Based on Kyril Bonfiglioli's 1973 book anthology, Don’t Point that Finger at Me, the film follows the eccentric and the unconventional life of swindling British art dealer, Lord Charlie Mortdecai (Depp), who seems to have fallen into a financial rut. His lavish family estate – which he shares with his wife, Joanna (Paltrow) – is now in danger of being taken away from him and his long list of clients have caught onto his deceitful ways.
To make things even worse, Charlie soon finds himself at odds with Joanna, who is refusing to speak to him until he gets rid of the ridiculous handlebar moustache.

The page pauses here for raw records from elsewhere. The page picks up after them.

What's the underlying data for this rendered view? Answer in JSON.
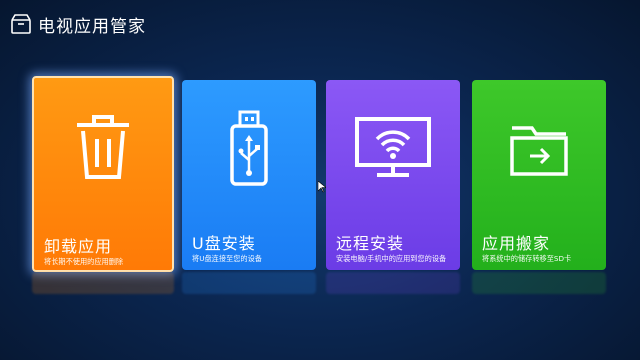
{
  "header": {
    "title": "电视应用管家",
    "icon": "tv-box-icon"
  },
  "tiles": [
    {
      "title": "卸载应用",
      "desc": "将长期不使用的应用删除",
      "icon": "trash-icon",
      "color": "#ff8a10",
      "selected": true
    },
    {
      "title": "U盘安装",
      "desc": "将U盘连接至您的设备",
      "icon": "usb-drive-icon",
      "color": "#2a90ff",
      "selected": false
    },
    {
      "title": "远程安装",
      "desc": "安装电脑/手机中的应用到您的设备",
      "icon": "wifi-monitor-icon",
      "color": "#7a48ee",
      "selected": false
    },
    {
      "title": "应用搬家",
      "desc": "将系统中的储存转移至SD卡",
      "icon": "folder-move-icon",
      "color": "#33be26",
      "selected": false
    }
  ]
}
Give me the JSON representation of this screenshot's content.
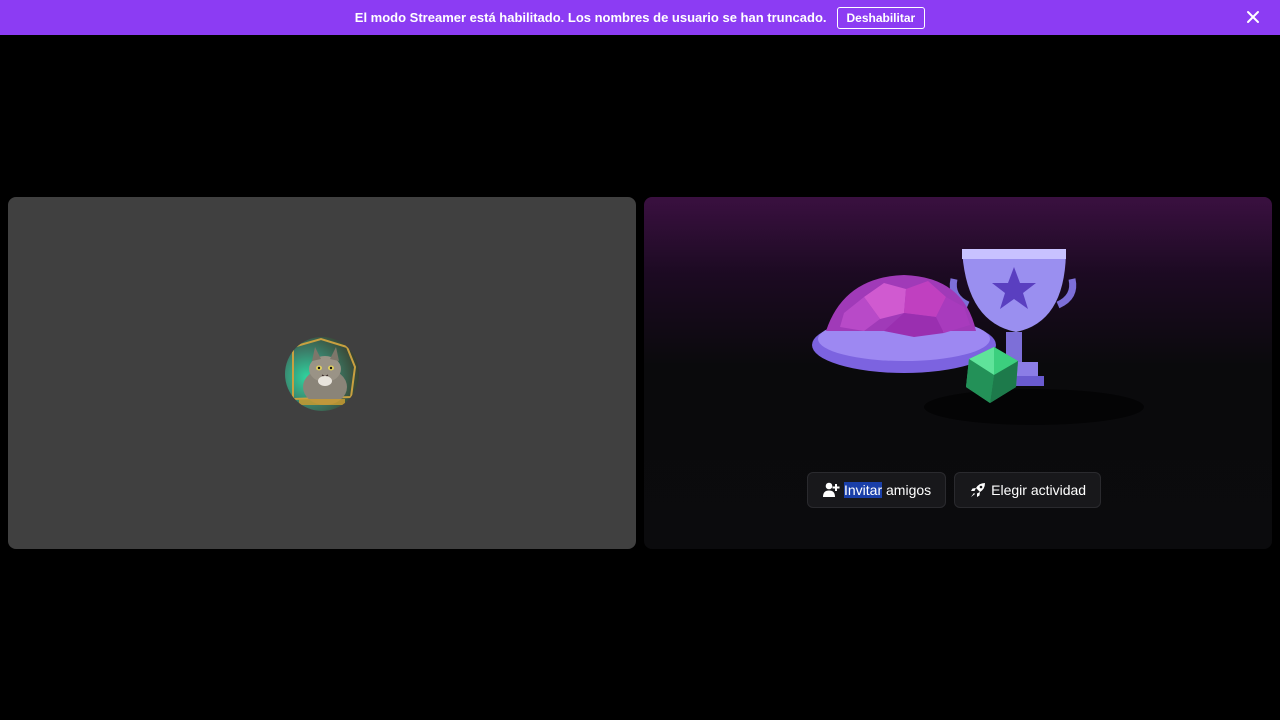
{
  "banner": {
    "message": "El modo Streamer está habilitado. Los nombres de usuario se han truncado.",
    "button_label": "Deshabilitar",
    "close_icon": "close-icon",
    "color": "#8c3cf3"
  },
  "left_tile": {
    "background": "#404040",
    "avatar_icon": "cat-avatar"
  },
  "right_tile": {
    "illustration": "trophy-shell-dice-illustration",
    "buttons": {
      "invite_highlight": "Invitar",
      "invite_rest": " amigos",
      "invite_icon": "person-add-icon",
      "activity_label": "Elegir actividad",
      "activity_icon": "rocket-icon"
    }
  }
}
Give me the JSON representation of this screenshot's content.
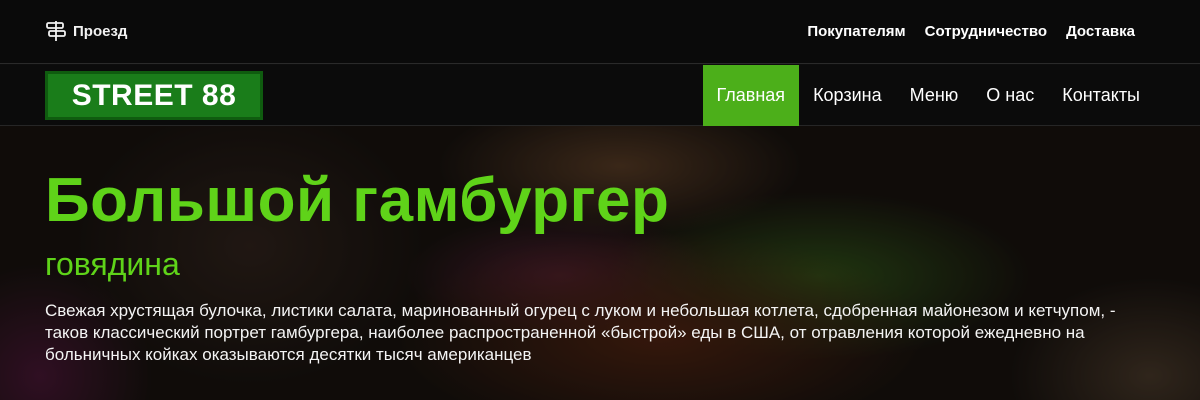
{
  "topbar": {
    "route_label": "Проезд",
    "links": [
      "Покупателям",
      "Сотрудничество",
      "Доставка"
    ]
  },
  "navbar": {
    "logo": "STREET 88",
    "menu": [
      {
        "label": "Главная",
        "active": true
      },
      {
        "label": "Корзина",
        "active": false
      },
      {
        "label": "Меню",
        "active": false
      },
      {
        "label": "О нас",
        "active": false
      },
      {
        "label": "Контакты",
        "active": false
      }
    ]
  },
  "hero": {
    "title": "Большой гамбургер",
    "subtitle": "говядина",
    "text": "Свежая хрустящая булочка, листики салата, маринованный огурец с луком и небольшая котлета, сдобренная майонезом и кетчупом, - таков классический портрет гамбургера, наиболее распространенной «быстрой» еды в США, от отравления которой ежедневно на больничных койках оказываются десятки тысяч американцев"
  },
  "colors": {
    "accent": "#4caf1a",
    "title_green": "#5fd319",
    "logo_green": "#1a7d1a"
  },
  "icons": {
    "route": "signpost-icon"
  }
}
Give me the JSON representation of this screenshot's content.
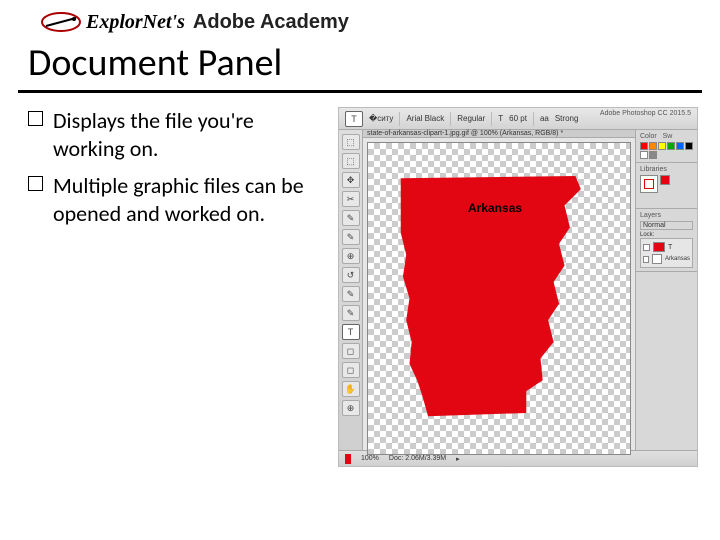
{
  "brand": {
    "name1": "ExplorNet's",
    "name2": "Adobe Academy"
  },
  "slide": {
    "title": "Document Panel",
    "bullets": [
      "Displays the file you're working on.",
      "Multiple graphic files can be opened and worked on."
    ]
  },
  "photoshop": {
    "app_title": "Adobe Photoshop CC 2015.5",
    "options_bar": {
      "tool_glyph": "T",
      "font_name": "Arial Black",
      "font_style": "Regular",
      "font_size_glyph": "T",
      "font_size": "60 pt",
      "aa_label": "aa",
      "aa_value": "Strong"
    },
    "document_tab": "state-of-arkansas-clipart-1.jpg.gif @ 100% (Arkansas, RGB/8) *",
    "canvas_label": "Arkansas",
    "status": {
      "zoom": "100%",
      "doc_info": "Doc: 2.06M/3.39M"
    },
    "panels": {
      "color_title": "Color",
      "swatches_title": "Sw",
      "libraries_title": "Libraries",
      "layers_title": "Layers",
      "layer_mode": "Normal",
      "lock_label": "Lock:",
      "layers": [
        "Arkansas",
        "T"
      ]
    },
    "tool_glyphs": [
      "⬚",
      "⬚",
      "✥",
      "✂",
      "✎",
      "✎",
      "⊕",
      "↺",
      "✎",
      "✎",
      "T",
      "◻",
      "◻",
      "✋",
      "⊕"
    ],
    "swatch_colors": [
      "#ff0000",
      "#ff8800",
      "#ffff00",
      "#00aa00",
      "#0066ff",
      "#000000",
      "#ffffff",
      "#888888"
    ]
  }
}
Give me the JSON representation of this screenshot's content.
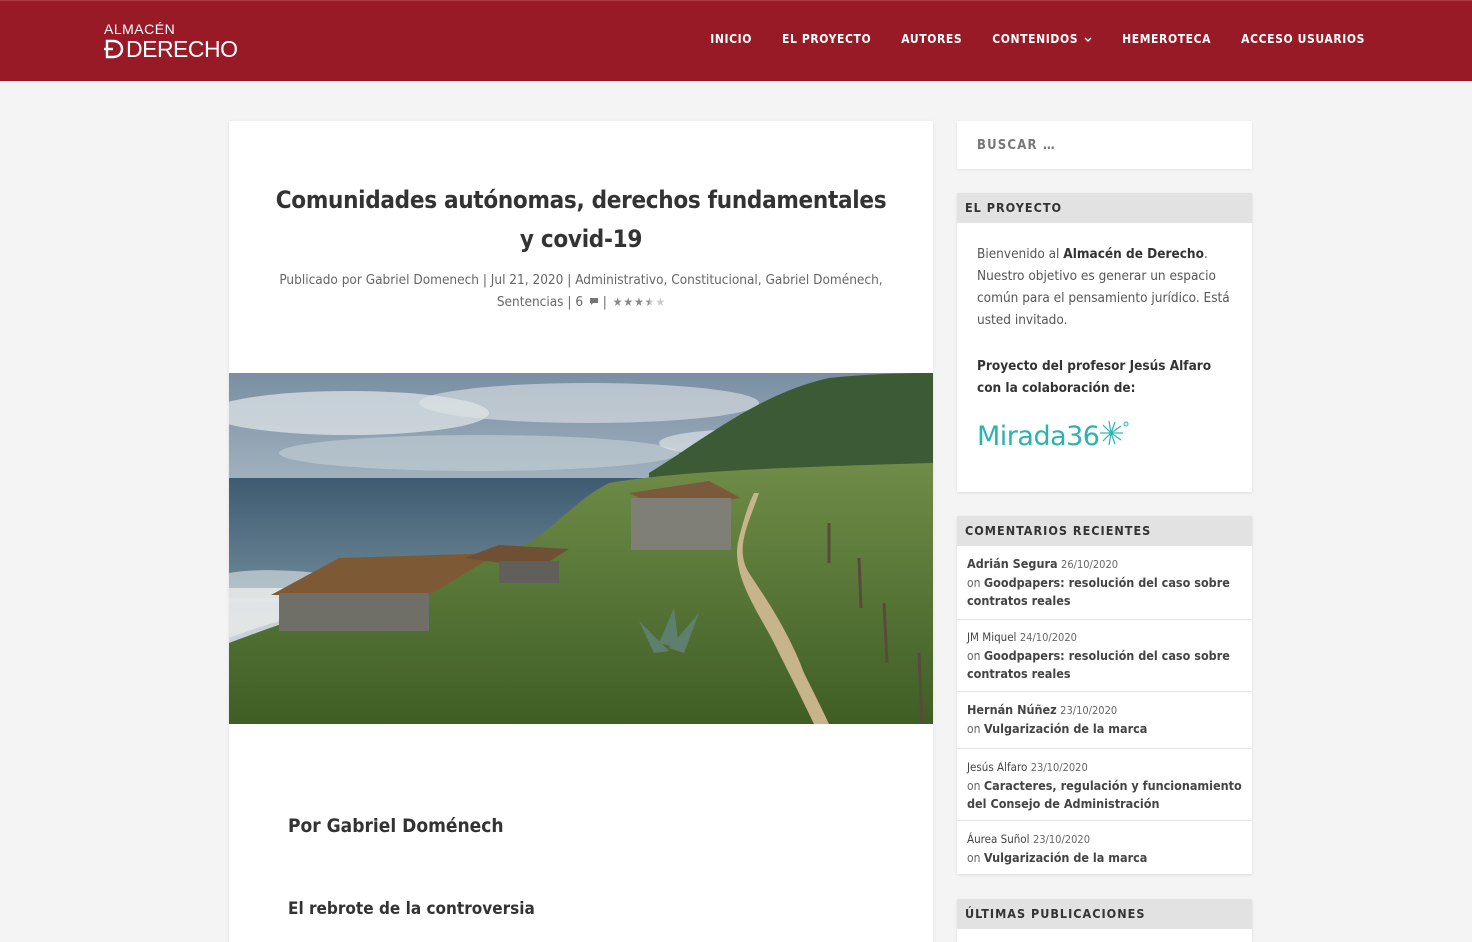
{
  "brand": {
    "line1": "ALMACÉN",
    "line2": "DERECHO",
    "color": "#981a26"
  },
  "nav": [
    {
      "label": "INICIO"
    },
    {
      "label": "EL PROYECTO"
    },
    {
      "label": "AUTORES"
    },
    {
      "label": "CONTENIDOS",
      "icon": "chevron-down-icon"
    },
    {
      "label": "HEMEROTECA"
    },
    {
      "label": "ACCESO USUARIOS"
    }
  ],
  "article": {
    "title": "Comunidades autónomas, derechos fundamentales y covid-19",
    "meta": {
      "prefix": "Publicado por ",
      "author": "Gabriel Domenech",
      "date": "Jul 21, 2020",
      "categories": [
        "Administrativo",
        "Constitucional",
        "Gabriel Doménech",
        "Sentencias"
      ],
      "comments": "6",
      "rating": 3.5,
      "rating_max": 5
    },
    "byline": "Por Gabriel Doménech",
    "subhead": "El rebrote de la controversia"
  },
  "search": {
    "placeholder": "BUSCAR …"
  },
  "widgets": {
    "proyecto": {
      "title": "EL PROYECTO",
      "intro_pre": "Bienvenido al ",
      "intro_bold": "Almacén de Derecho",
      "intro_post": ". Nuestro objetivo es generar un espacio común para el pensamiento jurídico. Está usted invitado.",
      "collab": "Proyecto del profesor Jesús Alfaro con la colaboración de:",
      "partner": "Mirada36"
    },
    "comments": {
      "title": "COMENTARIOS RECIENTES",
      "on": "on",
      "items": [
        {
          "author": "Adrián Segura",
          "date": "26/10/2020",
          "post": "Goodpapers: resolución del caso sobre contratos reales"
        },
        {
          "author": "JM Miquel",
          "date": "24/10/2020",
          "post": "Goodpapers: resolución del caso sobre contratos reales"
        },
        {
          "author": "Hernán Núñez",
          "date": "23/10/2020",
          "post": "Vulgarización de la marca"
        },
        {
          "author": "Jesús Alfaro",
          "date": "23/10/2020",
          "post": "Caracteres, regulación y funcionamiento del Consejo de Administración"
        },
        {
          "author": "Áurea Suñol",
          "date": "23/10/2020",
          "post": "Vulgarización de la marca"
        }
      ]
    },
    "latest": {
      "title": "ÚLTIMAS PUBLICACIONES"
    }
  }
}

It’s not until Inspector Martland (McGregor) – Charlie’s old college roommate – shows up asking for help with a murder case that’s linked to the theft of a lost Goya painting that things begin to look up. Hoping that the finder’s fee will help him, Charlie – with the assistance of his loyal manservant, Jock Strapp (Bettany) – soon finds himself trotting around the globe looking for a painting that is not only valuable, but one that may lead them to a hidden treasure of gold.
Adapted to the screen by Eric Aronson, Mortdecai’s story is overly complex and disjointed to the point of complete and utter breakdown. The pace is relatively brisk and the gags – mainly involving Charlie’s moustache – are aplenty; however, the jokes are forced and never really hit their mark, leaving the whole development of the plot a little exhausting.
Depp – someone who has grown accustomed to odd-ball roles such as this – seems to be happy to step into the part of the eccentric British aristocrat, however, his usual charm and irresistible unconventionality seem to be a little on the off-side. Lacking originality and character, Depp is a babbling mess while Paltrow, McGregor and Bettany, were all a little lost in their respective roles.
Succumbing to a series of cheap gags and an ongoing barrage of humourless quips, Mortdecai – probably best described as Austin Powers meets James Bond – feels like a missed opportunity considering its accomplished and talented cast.